+++ Source material

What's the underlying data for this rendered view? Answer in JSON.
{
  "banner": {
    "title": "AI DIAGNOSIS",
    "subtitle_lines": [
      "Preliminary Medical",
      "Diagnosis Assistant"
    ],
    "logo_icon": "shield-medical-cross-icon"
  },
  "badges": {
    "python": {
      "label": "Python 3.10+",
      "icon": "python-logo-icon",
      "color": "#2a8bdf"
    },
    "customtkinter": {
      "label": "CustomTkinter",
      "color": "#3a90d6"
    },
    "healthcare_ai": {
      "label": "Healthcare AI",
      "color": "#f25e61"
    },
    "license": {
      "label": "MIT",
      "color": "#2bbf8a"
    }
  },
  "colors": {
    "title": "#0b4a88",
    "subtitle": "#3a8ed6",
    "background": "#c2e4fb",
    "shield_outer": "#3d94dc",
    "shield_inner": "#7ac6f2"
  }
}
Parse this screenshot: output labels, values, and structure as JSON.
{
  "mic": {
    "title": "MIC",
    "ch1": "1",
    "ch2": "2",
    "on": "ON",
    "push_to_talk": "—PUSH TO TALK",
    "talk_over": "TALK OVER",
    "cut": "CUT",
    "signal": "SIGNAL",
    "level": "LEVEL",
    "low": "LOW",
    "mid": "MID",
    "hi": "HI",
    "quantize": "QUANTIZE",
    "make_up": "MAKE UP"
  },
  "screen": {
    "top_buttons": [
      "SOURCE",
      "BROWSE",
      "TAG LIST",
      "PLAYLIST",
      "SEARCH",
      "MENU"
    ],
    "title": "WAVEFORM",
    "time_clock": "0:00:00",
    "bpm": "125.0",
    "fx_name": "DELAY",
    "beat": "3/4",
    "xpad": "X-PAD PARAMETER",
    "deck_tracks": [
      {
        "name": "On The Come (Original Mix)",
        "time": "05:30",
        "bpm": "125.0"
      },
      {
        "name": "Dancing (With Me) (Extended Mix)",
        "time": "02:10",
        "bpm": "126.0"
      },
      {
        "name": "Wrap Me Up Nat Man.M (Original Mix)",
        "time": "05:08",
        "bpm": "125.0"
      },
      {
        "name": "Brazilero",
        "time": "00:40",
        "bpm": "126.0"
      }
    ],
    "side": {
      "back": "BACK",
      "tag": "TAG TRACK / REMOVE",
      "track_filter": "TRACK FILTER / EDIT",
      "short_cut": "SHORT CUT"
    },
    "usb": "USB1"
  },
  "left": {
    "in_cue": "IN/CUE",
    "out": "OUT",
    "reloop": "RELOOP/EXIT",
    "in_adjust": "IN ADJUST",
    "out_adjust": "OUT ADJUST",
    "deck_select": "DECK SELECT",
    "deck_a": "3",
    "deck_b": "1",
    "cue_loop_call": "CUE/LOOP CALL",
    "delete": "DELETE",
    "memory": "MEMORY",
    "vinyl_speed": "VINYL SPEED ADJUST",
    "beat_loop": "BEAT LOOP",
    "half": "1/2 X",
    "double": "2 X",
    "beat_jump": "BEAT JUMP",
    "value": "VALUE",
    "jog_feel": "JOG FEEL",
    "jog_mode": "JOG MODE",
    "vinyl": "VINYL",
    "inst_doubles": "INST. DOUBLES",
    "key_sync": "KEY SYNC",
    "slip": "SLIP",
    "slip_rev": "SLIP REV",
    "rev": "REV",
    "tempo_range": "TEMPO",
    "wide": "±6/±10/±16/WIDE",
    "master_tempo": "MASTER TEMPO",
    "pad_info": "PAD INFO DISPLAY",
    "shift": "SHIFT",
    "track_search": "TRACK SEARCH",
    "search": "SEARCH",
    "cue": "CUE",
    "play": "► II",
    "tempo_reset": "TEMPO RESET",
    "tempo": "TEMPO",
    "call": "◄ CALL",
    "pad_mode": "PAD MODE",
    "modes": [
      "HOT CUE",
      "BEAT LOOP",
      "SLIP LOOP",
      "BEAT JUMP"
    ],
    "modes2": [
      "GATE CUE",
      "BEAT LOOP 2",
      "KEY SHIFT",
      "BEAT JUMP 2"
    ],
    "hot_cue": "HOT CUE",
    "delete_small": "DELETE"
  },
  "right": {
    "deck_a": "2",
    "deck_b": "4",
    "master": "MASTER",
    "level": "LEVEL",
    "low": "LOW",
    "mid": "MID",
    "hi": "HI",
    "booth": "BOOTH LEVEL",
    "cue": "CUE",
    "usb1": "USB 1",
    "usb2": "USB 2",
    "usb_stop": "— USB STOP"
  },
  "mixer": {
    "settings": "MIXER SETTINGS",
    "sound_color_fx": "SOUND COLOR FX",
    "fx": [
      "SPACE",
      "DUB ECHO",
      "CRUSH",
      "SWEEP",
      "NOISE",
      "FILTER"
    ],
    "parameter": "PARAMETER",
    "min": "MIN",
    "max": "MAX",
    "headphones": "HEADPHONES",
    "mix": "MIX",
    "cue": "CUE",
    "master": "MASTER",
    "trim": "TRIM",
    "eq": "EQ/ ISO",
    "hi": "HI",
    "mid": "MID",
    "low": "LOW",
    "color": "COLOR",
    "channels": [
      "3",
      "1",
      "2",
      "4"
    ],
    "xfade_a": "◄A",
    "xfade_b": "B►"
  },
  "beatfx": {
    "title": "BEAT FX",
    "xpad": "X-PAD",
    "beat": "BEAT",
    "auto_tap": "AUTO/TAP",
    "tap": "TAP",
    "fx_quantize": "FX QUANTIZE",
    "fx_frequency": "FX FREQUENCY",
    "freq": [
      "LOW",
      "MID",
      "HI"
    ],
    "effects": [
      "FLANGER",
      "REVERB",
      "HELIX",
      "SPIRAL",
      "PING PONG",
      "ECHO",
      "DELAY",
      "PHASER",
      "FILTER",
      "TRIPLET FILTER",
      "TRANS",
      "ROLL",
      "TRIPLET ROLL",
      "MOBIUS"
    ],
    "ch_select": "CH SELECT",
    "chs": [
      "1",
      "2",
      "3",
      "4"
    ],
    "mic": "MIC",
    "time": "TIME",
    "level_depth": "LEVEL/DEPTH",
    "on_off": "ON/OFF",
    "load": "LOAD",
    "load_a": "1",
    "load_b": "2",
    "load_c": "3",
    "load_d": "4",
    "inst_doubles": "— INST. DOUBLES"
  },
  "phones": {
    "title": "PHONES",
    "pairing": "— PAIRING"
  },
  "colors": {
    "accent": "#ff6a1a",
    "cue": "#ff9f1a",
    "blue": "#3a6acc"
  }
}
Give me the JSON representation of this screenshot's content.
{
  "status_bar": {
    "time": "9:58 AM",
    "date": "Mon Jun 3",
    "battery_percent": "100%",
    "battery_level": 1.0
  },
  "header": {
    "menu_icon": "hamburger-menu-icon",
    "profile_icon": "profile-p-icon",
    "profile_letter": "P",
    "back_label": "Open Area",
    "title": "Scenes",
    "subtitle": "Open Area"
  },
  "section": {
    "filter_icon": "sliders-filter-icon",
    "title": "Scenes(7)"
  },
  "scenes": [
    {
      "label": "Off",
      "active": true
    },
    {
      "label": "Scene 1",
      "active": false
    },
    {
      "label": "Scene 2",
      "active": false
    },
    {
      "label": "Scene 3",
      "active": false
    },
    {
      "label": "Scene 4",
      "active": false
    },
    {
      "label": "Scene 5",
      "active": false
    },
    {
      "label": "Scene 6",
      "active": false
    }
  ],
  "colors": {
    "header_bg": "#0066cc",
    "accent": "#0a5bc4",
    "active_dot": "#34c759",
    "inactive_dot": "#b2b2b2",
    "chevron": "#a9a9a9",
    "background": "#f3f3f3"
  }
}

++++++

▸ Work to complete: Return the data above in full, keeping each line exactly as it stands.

▸ Your response:
What's the underlying data for this rendered view? Answer in JSON.
{
  "banner": {
    "title": "AI DIAGNOSIS",
    "subtitle_lines": [
      "Preliminary Medical",
      "Diagnosis Assistant"
    ],
    "logo_icon": "shield-medical-cross-icon"
  },
  "badges": {
    "python": {
      "label": "Python 3.10+",
      "icon": "python-logo-icon",
      "color": "#2a8bdf"
    },
    "customtkinter": {
      "label": "CustomTkinter",
      "color": "#3a90d6"
    },
    "healthcare_ai": {
      "label": "Healthcare AI",
      "color": "#f25e61"
    },
    "license": {
      "label": "MIT",
      "color": "#2bbf8a"
    }
  },
  "colors": {
    "title": "#0b4a88",
    "subtitle": "#3a8ed6",
    "background": "#c2e4fb",
    "shield_outer": "#3d94dc",
    "shield_inner": "#7ac6f2"
  }
}
Parse this screenshot: output labels, values, and structure as JSON.
{
  "mic": {
    "title": "MIC",
    "ch1": "1",
    "ch2": "2",
    "on": "ON",
    "push_to_talk": "—PUSH TO TALK",
    "talk_over": "TALK OVER",
    "cut": "CUT",
    "signal": "SIGNAL",
    "level": "LEVEL",
    "low": "LOW",
    "mid": "MID",
    "hi": "HI",
    "quantize": "QUANTIZE",
    "make_up": "MAKE UP"
  },
  "screen": {
    "top_buttons": [
      "SOURCE",
      "BROWSE",
      "TAG LIST",
      "PLAYLIST",
      "SEARCH",
      "MENU"
    ],
    "title": "WAVEFORM",
    "time_clock": "0:00:00",
    "bpm": "125.0",
    "fx_name": "DELAY",
    "beat": "3/4",
    "xpad": "X-PAD PARAMETER",
    "deck_tracks": [
      {
        "name": "On The Come (Original Mix)",
        "time": "05:30",
        "bpm": "125.0"
      },
      {
        "name": "Dancing (With Me) (Extended Mix)",
        "time": "02:10",
        "bpm": "126.0"
      },
      {
        "name": "Wrap Me Up Nat Man.M (Original Mix)",
        "time": "05:08",
        "bpm": "125.0"
      },
      {
        "name": "Brazilero",
        "time": "00:40",
        "bpm": "126.0"
      }
    ],
    "side": {
      "back": "BACK",
      "tag": "TAG TRACK / REMOVE",
      "track_filter": "TRACK FILTER / EDIT",
      "short_cut": "SHORT CUT"
    },
    "usb": "USB1"
  },
  "left": {
    "in_cue": "IN/CUE",
    "out": "OUT",
    "reloop": "RELOOP/EXIT",
    "in_adjust": "IN ADJUST",
    "out_adjust": "OUT ADJUST",
    "deck_select": "DECK SELECT",
    "deck_a": "3",
    "deck_b": "1",
    "cue_loop_call": "CUE/LOOP CALL",
    "delete": "DELETE",
    "memory": "MEMORY",
    "vinyl_speed": "VINYL SPEED ADJUST",
    "beat_loop": "BEAT LOOP",
    "half": "1/2 X",
    "double": "2 X",
    "beat_jump": "BEAT JUMP",
    "value": "VALUE",
    "jog_feel": "JOG FEEL",
    "jog_mode": "JOG MODE",
    "vinyl": "VINYL",
    "inst_doubles": "INST. DOUBLES",
    "key_sync": "KEY SYNC",
    "slip": "SLIP",
    "slip_rev": "SLIP REV",
    "rev": "REV",
    "tempo_range": "TEMPO",
    "wide": "±6/±10/±16/WIDE",
    "master_tempo": "MASTER TEMPO",
    "pad_info": "PAD INFO DISPLAY",
    "shift": "SHIFT",
    "track_search": "TRACK SEARCH",
    "search": "SEARCH",
    "cue": "CUE",
    "play": "► II",
    "tempo_reset": "TEMPO RESET",
    "tempo": "TEMPO",
    "call": "◄ CALL",
    "pad_mode": "PAD MODE",
    "modes": [
      "HOT CUE",
      "BEAT LOOP",
      "SLIP LOOP",
      "BEAT JUMP"
    ],
    "modes2": [
      "GATE CUE",
      "BEAT LOOP 2",
      "KEY SHIFT",
      "BEAT JUMP 2"
    ],
    "hot_cue": "HOT CUE",
    "delete_small": "DELETE"
  },
  "right": {
    "deck_a": "2",
    "deck_b": "4",
    "master": "MASTER",
    "level": "LEVEL",
    "low": "LOW",
    "mid": "MID",
    "hi": "HI",
    "booth": "BOOTH LEVEL",
    "cue": "CUE",
    "usb1": "USB 1",
    "usb2": "USB 2",
    "usb_stop": "— USB STOP"
  },
  "mixer": {
    "settings": "MIXER SETTINGS",
    "sound_color_fx": "SOUND COLOR FX",
    "fx": [
      "SPACE",
      "DUB ECHO",
      "CRUSH",
      "SWEEP",
      "NOISE",
      "FILTER"
    ],
    "parameter": "PARAMETER",
    "min": "MIN",
    "max": "MAX",
    "headphones": "HEADPHONES",
    "mix": "MIX",
    "cue": "CUE",
    "master": "MASTER",
    "trim": "TRIM",
    "eq": "EQ/ ISO",
    "hi": "HI",
    "mid": "MID",
    "low": "LOW",
    "color": "COLOR",
    "channels": [
      "3",
      "1",
      "2",
      "4"
    ],
    "xfade_a": "◄A",
    "xfade_b": "B►"
  },
  "beatfx": {
    "title": "BEAT FX",
    "xpad": "X-PAD",
    "beat": "BEAT",
    "auto_tap": "AUTO/TAP",
    "tap": "TAP",
    "fx_quantize": "FX QUANTIZE",
    "fx_frequency": "FX FREQUENCY",
    "freq": [
      "LOW",
      "MID",
      "HI"
    ],
    "effects": [
      "FLANGER",
      "REVERB",
      "HELIX",
      "SPIRAL",
      "PING PONG",
      "ECHO",
      "DELAY",
      "PHASER",
      "FILTER",
      "TRIPLET FILTER",
      "TRANS",
      "ROLL",
      "TRIPLET ROLL",
      "MOBIUS"
    ],
    "ch_select": "CH SELECT",
    "chs": [
      "1",
      "2",
      "3",
      "4"
    ],
    "mic": "MIC",
    "time": "TIME",
    "level_depth": "LEVEL/DEPTH",
    "on_off": "ON/OFF",
    "load": "LOAD",
    "load_a": "1",
    "load_b": "2",
    "load_c": "3",
    "load_d": "4",
    "inst_doubles": "— INST. DOUBLES"
  },
  "phones": {
    "title": "PHONES",
    "pairing": "— PAIRING"
  },
  "colors": {
    "accent": "#ff6a1a",
    "cue": "#ff9f1a",
    "blue": "#3a6acc"
  }
}
Give me the JSON representation of this screenshot's content.
{
  "status_bar": {
    "time": "9:58 AM",
    "date": "Mon Jun 3",
    "battery_percent": "100%",
    "battery_level": 1.0
  },
  "header": {
    "menu_icon": "hamburger-menu-icon",
    "profile_icon": "profile-p-icon",
    "profile_letter": "P",
    "back_label": "Open Area",
    "title": "Scenes",
    "subtitle": "Open Area"
  },
  "section": {
    "filter_icon": "sliders-filter-icon",
    "title": "Scenes(7)"
  },
  "scenes": [
    {
      "label": "Off",
      "active": true
    },
    {
      "label": "Scene 1",
      "active": false
    },
    {
      "label": "Scene 2",
      "active": false
    },
    {
      "label": "Scene 3",
      "active": false
    },
    {
      "label": "Scene 4",
      "active": false
    },
    {
      "label": "Scene 5",
      "active": false
    },
    {
      "label": "Scene 6",
      "active": false
    }
  ],
  "colors": {
    "header_bg": "#0066cc",
    "accent": "#0a5bc4",
    "active_dot": "#34c759",
    "inactive_dot": "#b2b2b2",
    "chevron": "#a9a9a9",
    "background": "#f3f3f3"
  }
}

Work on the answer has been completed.